TASK ITEM - Provide the number of lines below that include "thumb", without any other words.

INFORMATION SHOWN -
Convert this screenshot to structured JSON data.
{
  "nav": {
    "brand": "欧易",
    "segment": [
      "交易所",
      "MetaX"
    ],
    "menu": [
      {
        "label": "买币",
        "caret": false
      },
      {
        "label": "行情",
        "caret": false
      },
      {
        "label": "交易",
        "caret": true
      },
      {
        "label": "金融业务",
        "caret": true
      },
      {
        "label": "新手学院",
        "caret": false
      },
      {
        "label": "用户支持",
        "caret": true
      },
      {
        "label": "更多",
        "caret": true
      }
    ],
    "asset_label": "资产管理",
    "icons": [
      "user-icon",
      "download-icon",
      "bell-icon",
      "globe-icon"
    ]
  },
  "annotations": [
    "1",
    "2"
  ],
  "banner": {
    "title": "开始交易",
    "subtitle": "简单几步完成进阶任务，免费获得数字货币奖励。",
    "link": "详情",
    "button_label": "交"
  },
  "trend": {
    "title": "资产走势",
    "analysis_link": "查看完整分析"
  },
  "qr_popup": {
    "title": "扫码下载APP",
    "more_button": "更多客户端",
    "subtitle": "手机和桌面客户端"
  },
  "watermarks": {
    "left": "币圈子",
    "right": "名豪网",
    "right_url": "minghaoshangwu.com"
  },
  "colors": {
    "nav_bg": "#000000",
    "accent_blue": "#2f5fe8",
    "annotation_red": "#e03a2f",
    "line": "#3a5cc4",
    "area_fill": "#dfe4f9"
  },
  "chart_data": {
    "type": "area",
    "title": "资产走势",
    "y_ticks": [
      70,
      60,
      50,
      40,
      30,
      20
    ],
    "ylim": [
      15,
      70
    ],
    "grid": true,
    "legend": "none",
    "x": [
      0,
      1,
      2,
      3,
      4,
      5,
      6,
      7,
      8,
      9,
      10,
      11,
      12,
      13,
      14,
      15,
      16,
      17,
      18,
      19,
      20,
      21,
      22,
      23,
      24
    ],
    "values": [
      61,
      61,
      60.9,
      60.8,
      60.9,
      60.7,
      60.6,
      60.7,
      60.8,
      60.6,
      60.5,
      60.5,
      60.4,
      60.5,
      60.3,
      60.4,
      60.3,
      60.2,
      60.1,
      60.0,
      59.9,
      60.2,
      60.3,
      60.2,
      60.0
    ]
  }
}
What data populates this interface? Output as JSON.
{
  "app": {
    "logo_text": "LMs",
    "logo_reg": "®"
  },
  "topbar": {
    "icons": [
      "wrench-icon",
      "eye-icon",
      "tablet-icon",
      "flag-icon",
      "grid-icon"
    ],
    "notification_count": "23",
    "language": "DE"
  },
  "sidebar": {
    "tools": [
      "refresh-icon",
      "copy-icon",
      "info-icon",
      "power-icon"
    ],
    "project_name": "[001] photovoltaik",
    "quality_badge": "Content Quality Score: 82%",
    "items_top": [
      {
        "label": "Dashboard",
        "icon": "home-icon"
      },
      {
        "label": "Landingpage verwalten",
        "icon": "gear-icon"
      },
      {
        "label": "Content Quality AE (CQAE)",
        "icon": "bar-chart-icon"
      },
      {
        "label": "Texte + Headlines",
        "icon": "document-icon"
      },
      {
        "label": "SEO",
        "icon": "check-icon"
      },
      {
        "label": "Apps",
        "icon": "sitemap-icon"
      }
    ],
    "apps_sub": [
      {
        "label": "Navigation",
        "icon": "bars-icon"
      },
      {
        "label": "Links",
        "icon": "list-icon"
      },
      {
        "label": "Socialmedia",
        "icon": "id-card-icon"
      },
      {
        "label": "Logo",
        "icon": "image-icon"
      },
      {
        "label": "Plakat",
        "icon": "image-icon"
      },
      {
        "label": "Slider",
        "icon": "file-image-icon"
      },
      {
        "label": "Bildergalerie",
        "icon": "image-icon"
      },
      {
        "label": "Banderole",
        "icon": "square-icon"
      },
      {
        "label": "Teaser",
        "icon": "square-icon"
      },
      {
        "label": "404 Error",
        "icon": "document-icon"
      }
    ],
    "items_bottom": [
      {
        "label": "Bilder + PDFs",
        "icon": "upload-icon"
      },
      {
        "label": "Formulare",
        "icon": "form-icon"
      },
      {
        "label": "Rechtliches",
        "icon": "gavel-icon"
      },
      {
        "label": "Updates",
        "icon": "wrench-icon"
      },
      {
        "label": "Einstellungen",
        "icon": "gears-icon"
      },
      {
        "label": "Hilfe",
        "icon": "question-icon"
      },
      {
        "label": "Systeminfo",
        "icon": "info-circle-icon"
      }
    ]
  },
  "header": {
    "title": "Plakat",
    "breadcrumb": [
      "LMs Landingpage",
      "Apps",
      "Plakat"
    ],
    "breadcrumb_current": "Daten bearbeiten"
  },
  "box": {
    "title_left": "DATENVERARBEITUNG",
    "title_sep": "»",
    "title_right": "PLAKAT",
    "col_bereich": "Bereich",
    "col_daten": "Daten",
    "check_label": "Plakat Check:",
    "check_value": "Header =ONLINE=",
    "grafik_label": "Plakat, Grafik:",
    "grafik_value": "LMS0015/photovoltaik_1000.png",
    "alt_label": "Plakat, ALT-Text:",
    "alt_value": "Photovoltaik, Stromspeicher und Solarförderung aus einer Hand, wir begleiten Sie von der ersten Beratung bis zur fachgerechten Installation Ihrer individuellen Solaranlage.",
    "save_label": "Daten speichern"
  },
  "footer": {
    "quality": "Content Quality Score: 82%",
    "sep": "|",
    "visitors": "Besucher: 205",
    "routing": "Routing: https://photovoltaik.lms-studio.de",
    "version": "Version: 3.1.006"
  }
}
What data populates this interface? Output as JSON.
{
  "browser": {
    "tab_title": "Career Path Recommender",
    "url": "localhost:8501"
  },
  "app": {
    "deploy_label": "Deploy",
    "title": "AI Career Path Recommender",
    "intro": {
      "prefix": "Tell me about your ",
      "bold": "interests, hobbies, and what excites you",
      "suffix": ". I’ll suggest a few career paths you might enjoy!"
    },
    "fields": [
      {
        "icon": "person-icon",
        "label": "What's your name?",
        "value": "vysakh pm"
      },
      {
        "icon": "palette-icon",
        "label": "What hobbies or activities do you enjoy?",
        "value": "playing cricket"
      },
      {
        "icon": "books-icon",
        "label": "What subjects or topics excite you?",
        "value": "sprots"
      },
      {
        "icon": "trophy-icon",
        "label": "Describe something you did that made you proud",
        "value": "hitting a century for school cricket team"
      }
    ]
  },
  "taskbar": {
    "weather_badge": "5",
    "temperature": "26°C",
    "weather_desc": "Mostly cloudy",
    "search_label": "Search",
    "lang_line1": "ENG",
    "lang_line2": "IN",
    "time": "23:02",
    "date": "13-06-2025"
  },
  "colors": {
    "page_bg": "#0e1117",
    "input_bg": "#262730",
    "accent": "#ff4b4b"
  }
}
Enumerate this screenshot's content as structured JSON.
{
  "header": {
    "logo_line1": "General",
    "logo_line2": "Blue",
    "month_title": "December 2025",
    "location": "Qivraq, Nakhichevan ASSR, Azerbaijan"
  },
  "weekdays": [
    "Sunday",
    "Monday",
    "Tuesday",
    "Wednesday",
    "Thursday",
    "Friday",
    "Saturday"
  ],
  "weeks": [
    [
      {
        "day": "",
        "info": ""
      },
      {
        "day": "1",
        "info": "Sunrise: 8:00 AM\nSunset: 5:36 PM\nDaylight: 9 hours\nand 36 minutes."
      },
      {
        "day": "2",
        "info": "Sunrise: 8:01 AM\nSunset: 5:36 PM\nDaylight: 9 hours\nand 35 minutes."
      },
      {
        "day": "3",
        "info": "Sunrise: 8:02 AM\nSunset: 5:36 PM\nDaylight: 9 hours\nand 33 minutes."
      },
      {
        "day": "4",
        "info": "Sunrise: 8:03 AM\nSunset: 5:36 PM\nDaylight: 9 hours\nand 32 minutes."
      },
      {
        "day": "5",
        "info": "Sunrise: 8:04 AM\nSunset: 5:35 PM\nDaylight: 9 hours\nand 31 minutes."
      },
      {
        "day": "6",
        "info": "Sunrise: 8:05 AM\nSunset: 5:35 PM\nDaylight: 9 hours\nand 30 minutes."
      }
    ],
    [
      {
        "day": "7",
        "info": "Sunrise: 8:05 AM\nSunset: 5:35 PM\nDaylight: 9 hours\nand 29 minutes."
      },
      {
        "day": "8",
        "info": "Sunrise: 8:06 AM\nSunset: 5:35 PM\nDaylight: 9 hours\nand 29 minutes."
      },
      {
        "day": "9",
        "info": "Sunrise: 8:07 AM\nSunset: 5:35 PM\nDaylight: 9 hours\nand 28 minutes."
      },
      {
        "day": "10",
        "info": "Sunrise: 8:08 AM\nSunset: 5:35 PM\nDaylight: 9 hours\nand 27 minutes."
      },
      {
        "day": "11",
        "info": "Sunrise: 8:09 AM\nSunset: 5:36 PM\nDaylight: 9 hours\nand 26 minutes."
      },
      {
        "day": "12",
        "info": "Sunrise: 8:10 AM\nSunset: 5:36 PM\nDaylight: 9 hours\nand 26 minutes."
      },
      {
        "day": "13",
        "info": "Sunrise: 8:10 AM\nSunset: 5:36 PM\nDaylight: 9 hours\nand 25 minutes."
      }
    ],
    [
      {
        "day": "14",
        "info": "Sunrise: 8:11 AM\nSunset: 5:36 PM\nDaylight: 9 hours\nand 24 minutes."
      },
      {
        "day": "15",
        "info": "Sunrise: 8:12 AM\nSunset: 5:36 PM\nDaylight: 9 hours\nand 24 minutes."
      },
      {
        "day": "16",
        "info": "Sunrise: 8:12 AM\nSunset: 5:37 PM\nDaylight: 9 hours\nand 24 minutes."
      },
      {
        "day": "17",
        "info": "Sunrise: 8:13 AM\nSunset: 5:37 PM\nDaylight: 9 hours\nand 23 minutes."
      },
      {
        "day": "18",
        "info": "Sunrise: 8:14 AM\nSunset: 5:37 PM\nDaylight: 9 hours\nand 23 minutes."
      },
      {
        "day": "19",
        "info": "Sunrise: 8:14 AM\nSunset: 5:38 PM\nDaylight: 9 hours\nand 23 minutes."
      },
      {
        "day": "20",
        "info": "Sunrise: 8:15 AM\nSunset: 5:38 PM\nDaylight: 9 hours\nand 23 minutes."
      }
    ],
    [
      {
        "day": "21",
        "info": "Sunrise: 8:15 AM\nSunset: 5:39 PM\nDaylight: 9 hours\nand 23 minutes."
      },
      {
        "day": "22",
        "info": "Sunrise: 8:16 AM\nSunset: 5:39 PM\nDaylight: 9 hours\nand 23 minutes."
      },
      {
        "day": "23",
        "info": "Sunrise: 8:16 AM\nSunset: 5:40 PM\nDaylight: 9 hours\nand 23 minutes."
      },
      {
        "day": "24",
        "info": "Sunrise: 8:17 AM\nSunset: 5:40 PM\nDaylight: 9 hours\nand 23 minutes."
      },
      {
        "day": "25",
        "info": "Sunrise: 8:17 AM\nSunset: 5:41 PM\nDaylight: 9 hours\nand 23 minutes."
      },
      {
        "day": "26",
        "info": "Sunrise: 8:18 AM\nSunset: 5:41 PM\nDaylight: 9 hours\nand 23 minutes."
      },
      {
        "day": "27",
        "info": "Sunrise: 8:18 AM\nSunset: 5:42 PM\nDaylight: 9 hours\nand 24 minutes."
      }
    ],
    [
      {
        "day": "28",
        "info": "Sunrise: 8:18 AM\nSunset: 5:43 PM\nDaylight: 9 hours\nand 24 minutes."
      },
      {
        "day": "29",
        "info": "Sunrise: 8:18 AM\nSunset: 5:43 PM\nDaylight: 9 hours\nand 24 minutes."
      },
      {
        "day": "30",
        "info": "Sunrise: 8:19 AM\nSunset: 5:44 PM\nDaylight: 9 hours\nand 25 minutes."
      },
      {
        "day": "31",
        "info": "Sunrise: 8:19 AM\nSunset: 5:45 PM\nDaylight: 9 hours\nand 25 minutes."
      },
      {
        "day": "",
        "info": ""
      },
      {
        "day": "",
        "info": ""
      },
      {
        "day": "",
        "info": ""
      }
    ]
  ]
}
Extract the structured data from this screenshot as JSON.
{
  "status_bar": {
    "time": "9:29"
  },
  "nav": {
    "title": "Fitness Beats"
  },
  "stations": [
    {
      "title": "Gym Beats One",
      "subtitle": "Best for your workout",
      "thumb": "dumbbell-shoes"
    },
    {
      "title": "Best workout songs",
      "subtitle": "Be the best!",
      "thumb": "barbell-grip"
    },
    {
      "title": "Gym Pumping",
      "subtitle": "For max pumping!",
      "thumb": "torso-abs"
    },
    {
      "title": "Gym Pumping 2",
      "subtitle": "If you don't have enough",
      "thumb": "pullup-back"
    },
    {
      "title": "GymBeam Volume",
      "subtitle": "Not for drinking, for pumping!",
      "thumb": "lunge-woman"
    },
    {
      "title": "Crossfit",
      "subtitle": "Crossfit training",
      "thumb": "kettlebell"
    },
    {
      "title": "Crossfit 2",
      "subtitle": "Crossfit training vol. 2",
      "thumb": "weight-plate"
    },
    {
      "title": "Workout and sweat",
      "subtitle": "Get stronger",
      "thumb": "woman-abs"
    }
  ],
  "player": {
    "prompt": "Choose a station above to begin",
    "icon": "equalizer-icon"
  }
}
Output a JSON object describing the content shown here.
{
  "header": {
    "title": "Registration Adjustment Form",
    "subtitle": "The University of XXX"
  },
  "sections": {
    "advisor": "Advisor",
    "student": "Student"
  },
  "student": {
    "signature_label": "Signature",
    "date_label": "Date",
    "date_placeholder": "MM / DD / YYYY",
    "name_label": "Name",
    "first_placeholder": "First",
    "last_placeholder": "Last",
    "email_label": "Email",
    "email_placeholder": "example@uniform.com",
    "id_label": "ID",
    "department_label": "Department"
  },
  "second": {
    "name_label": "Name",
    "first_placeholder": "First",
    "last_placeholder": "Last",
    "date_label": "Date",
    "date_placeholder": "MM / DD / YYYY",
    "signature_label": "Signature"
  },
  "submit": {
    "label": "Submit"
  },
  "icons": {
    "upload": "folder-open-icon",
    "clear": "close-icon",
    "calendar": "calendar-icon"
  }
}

TASK RESPONSE - 8